**What you should do**
Where does the word "JSON" occur in the entries below? Copy every line that has it.

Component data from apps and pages
== Segment start ==

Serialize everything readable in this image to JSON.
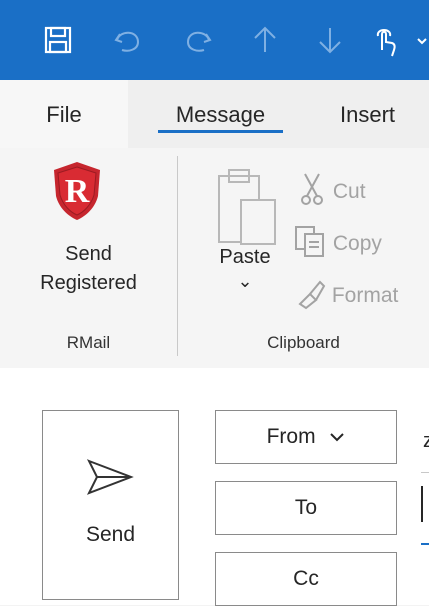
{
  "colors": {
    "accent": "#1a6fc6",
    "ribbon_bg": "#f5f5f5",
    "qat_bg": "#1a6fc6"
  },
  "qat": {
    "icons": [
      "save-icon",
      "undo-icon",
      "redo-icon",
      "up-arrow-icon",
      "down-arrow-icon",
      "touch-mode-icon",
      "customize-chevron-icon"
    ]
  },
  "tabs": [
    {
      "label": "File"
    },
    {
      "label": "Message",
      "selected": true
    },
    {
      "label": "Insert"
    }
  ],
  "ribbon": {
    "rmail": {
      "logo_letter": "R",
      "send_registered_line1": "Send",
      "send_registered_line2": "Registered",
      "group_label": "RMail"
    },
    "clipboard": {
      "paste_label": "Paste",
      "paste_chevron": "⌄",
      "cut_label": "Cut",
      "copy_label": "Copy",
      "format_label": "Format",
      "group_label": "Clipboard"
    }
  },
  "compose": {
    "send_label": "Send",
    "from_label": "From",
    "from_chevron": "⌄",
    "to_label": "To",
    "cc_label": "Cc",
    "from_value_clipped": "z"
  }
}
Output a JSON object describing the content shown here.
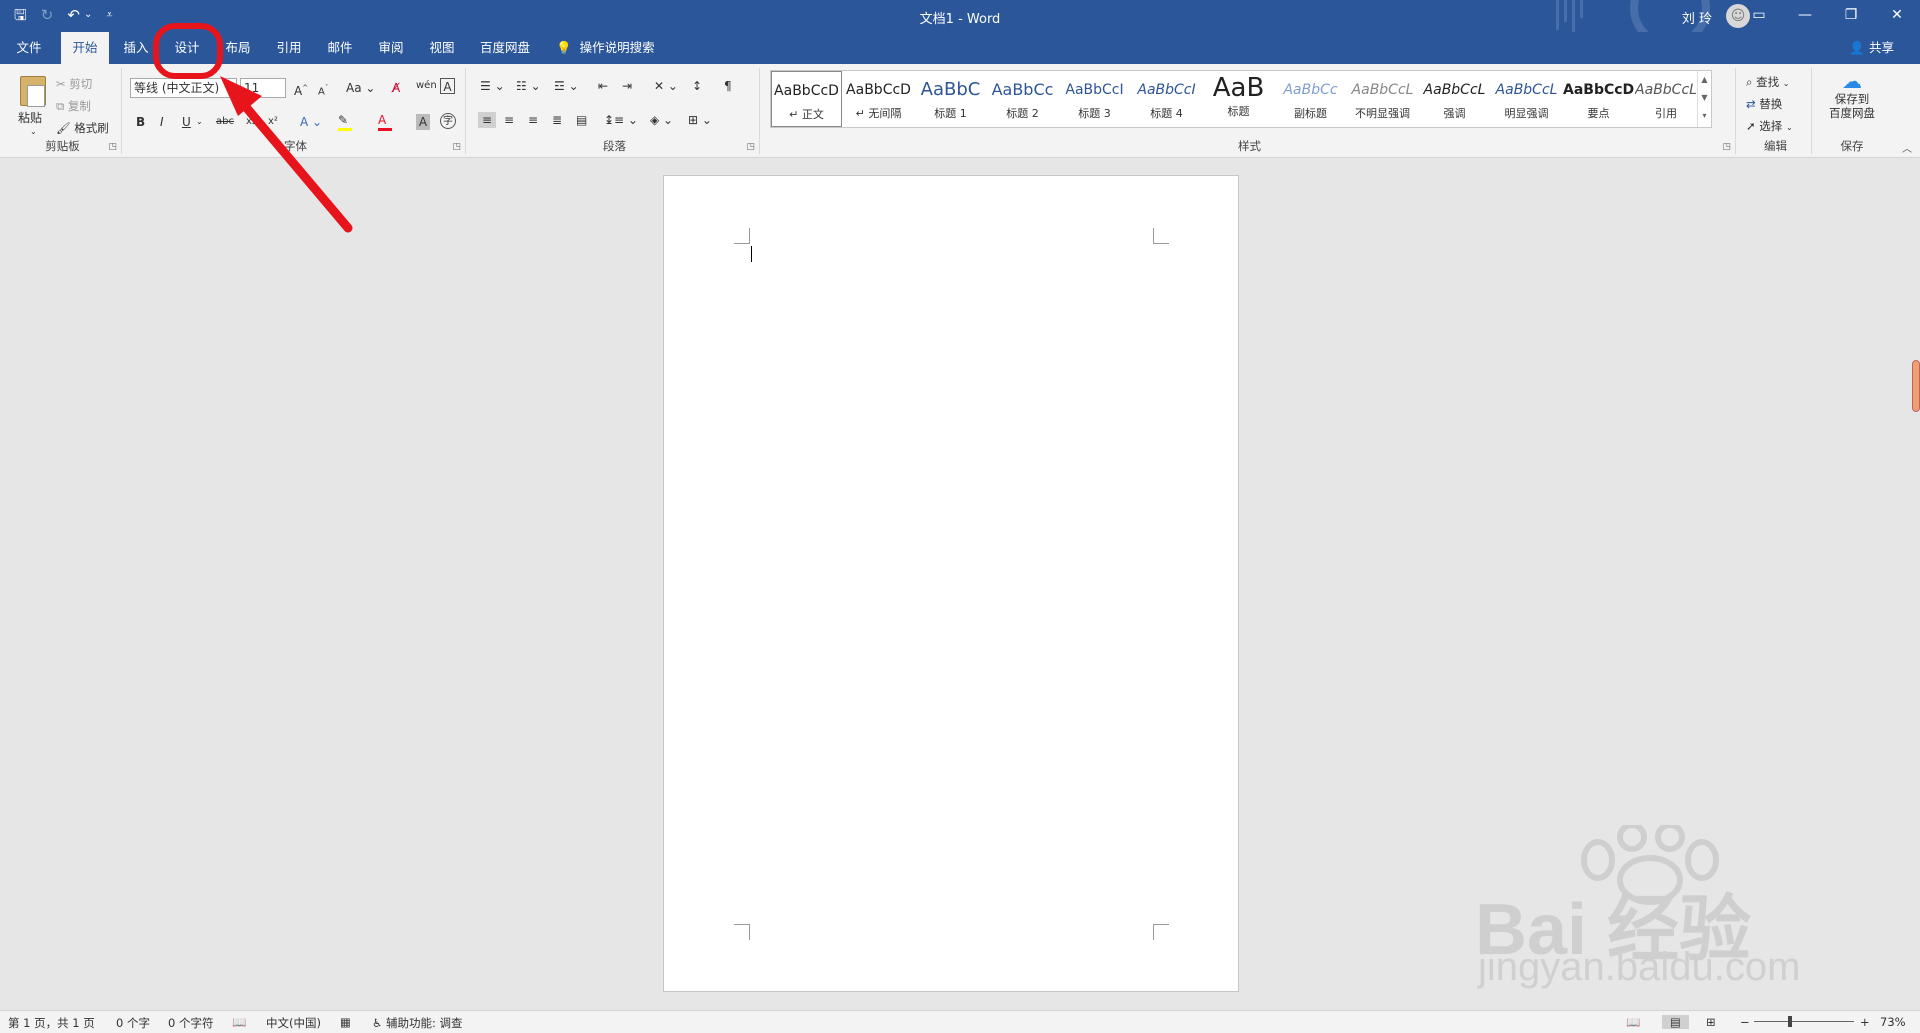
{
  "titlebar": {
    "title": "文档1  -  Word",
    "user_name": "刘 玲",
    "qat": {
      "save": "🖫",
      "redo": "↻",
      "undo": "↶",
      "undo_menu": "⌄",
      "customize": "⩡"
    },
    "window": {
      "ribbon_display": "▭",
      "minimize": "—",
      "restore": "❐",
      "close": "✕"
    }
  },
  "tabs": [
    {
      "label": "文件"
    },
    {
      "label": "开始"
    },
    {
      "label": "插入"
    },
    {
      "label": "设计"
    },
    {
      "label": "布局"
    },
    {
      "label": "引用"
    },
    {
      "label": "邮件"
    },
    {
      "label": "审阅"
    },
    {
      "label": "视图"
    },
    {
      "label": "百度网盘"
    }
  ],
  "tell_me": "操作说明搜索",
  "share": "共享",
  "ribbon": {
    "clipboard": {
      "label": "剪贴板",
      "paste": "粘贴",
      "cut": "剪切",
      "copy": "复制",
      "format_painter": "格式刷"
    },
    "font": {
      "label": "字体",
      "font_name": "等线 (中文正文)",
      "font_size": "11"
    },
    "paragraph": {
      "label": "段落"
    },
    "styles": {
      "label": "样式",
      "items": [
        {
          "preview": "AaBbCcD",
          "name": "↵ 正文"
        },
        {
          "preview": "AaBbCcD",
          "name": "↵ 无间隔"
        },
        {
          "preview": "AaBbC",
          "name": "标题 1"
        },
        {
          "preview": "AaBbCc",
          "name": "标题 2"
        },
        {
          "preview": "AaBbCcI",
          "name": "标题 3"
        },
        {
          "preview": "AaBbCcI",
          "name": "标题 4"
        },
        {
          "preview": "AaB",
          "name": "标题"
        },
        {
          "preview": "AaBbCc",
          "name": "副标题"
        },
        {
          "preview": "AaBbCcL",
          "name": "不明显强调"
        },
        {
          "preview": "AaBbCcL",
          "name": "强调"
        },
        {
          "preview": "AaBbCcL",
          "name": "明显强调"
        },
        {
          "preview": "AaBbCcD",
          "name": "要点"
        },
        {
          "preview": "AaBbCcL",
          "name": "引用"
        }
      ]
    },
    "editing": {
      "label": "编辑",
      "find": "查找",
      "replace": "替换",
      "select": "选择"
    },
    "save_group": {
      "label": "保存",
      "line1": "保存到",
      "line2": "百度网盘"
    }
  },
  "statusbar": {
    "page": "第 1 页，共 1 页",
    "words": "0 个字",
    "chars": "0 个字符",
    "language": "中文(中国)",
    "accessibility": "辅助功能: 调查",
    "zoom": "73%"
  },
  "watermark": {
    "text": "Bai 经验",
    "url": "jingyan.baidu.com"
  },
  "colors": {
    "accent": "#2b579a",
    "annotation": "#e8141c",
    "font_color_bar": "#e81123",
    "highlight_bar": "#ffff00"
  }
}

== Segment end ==

**Result of the task**
Serialize everything readable in this image to JSON.
Output a JSON object describing the content shown here.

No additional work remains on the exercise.